Trendy plug-in vehicles are the new storm headed the way of the auto industry and are beginning to take shape beyond the average consumer’s driveway. But a car doesn’t have to be new in order to be trendy—it can pass simply by being rare or expensive, and that’s exactly what is attracting the ultra-wealthy collectors to retrofit their classics with a sense of modern splendor.
Lunaz knows this. The classic design company hails from Silverstone in the United Kingdom, and it has made its mark by retrofitting EV drivetrains into luxury and classic British cars, namely Rolls-Royce. On Friday, the bespoke shop showed the world its latest project: a battery-powered 1961 Rolls-Royce Phantom V.
Before we get into the beautiful design bits, let’s take a moment to talk about the technology that went into making this project. This is the very first restomod to be fitted with Lunaz’s new proprietary EV drivetrain, effectively turns the gas-guzzling leviathan into a more efficient lion. That’s not said lightly either, given that the ’61 Phantom V is not exactly what one might call slender.
The nearly 20-foot-long Phantom V was quite the behemoth, weighing in at 5,600 pounds and powered by a 183-horsepower, 6.25-liter V8. Lunaz plucked the inefficient powerplant from the car and instead placed its own electric powertrain that pumps out a more substantial 375 horsepower and 516 pound-feet of torque. Juice is sucked through a more-than-ample a 120-kilowatt-hour battery pack which the company confidently feels can provide a 300-mile range.
The build is started by stripping the Rolls-Royce down to bare metal. Lunaz then 3D scans the shell and fully restores it to near-factory specifications before even beginning the conversion. Every last detail is taken into account, from the color scheme to the seat stitching and even refinishing the original woodwork. There are no corners cut or expenses spared, especially when it comes to implementing modern conveniences into the car’s otherwise 60-year-old figure.
That means a modern infotainment system next to the driver, ice-cold air conditioning, screens for rear occupants to enjoy films and mirror their cell phone to and, of course, an integrated bar service custom-fit to the owner’s favorite bottle of booze.

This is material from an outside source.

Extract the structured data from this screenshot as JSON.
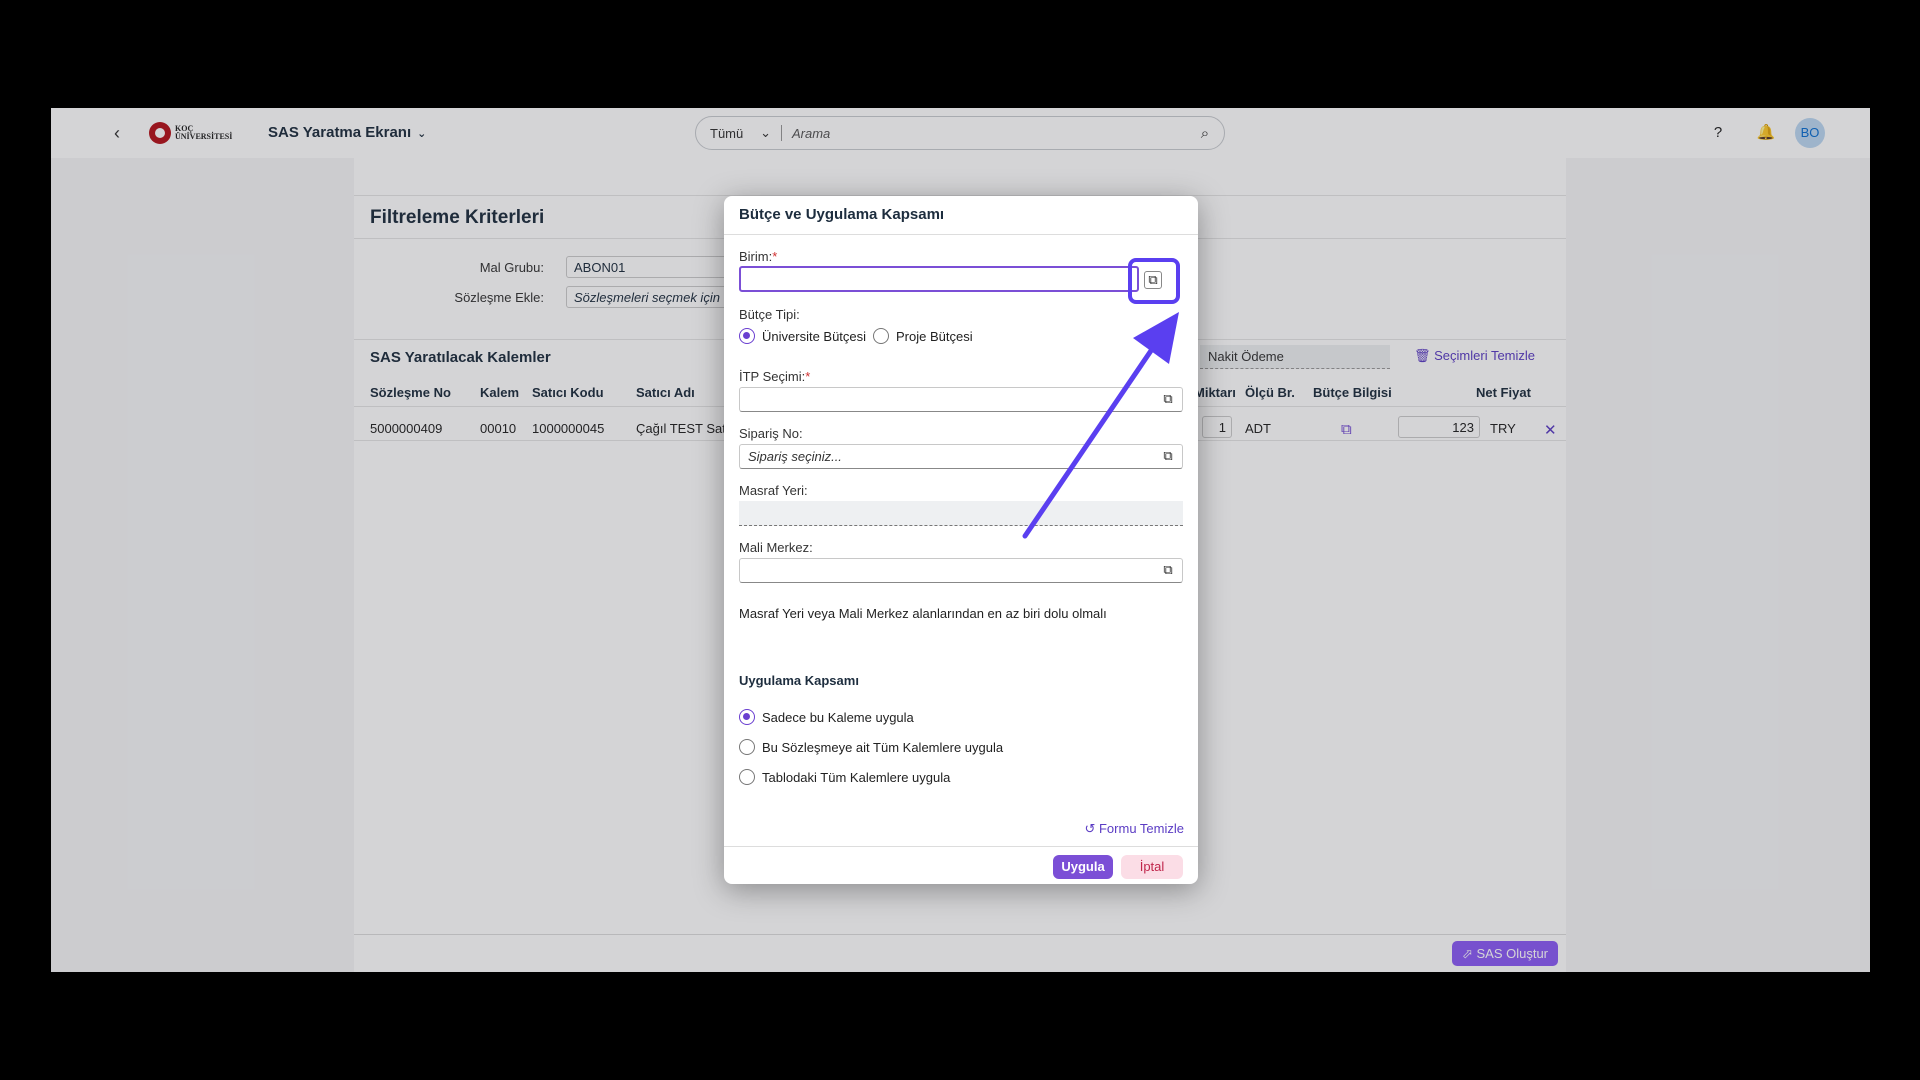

“We believe that preserving the most beautiful cars in the world is vital engineering,” says Lunaz’s technical lead and managing director, Jon Hilton. “Our commitment to perfection is felt in every weld, stitch and line of code.”
Lunaz may not have been the first company to retrofit an EV drivetrain into a classic Rolls-Royce, but it could be the first to bring it to market. It is undeniably of the most complete and notable examples, carefully stuffing its aftermarket offering into a package that looks factory new. And that’s no surprise, given that this also isn’t Lunaz’s first stab at converting a pinnacle of classic opulence into a modernized work of electric art. The shop has also worked to build a battery-powered platform for a 1953 Jaguar XK120 and 1956 Rolls-Royce Cloud, meaning that Lunaz and its craftsmen are quite familiar with revitalizing an old design.
Lunaz plans to open up 30 build slots for electrified Rolls Royce cars, but be forewarned—it’s not cheap. Customers who choose to convert a Silver Cloud will fork out at least $458,000 (350,000 British Pounds), while those that want a Phantom will be on the hook for no less than $654,000 (500,000 British Pounds).